Action item.
For each line below that contains the word "name", make a copy.

"""

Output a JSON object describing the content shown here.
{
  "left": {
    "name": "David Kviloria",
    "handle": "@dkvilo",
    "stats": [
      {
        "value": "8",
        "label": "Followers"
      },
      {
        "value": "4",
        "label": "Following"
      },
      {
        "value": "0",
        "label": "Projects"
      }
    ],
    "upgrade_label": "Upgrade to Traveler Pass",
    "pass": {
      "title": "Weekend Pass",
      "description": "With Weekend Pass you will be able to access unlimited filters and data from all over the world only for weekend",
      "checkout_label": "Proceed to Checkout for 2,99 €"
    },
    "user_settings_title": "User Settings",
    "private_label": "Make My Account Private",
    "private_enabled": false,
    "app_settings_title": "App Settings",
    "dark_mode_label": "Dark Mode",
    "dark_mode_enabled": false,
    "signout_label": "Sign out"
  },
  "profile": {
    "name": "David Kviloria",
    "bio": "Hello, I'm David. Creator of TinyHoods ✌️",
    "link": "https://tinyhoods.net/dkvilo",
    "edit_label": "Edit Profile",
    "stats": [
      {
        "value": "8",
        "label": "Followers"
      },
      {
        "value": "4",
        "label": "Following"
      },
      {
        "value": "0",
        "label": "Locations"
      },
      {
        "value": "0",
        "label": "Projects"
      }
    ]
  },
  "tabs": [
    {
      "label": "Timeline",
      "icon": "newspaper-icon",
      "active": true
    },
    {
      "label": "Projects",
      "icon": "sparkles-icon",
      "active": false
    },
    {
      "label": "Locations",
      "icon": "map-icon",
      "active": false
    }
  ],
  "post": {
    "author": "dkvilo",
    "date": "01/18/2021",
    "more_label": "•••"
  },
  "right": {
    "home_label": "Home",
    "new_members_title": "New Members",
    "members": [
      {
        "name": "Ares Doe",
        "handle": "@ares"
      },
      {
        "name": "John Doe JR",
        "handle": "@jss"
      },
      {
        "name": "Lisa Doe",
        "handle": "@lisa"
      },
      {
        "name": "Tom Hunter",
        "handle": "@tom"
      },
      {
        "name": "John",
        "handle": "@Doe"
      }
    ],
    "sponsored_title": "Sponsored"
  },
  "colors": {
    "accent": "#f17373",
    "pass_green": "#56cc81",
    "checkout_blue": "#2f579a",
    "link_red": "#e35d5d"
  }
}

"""

Written response.
    "name": "David Kviloria",
    "name": "David Kviloria",
        "name": "Ares Doe",
        "name": "John Doe JR",
        "name": "Lisa Doe",
        "name": "Tom Hunter",
        "name": "John",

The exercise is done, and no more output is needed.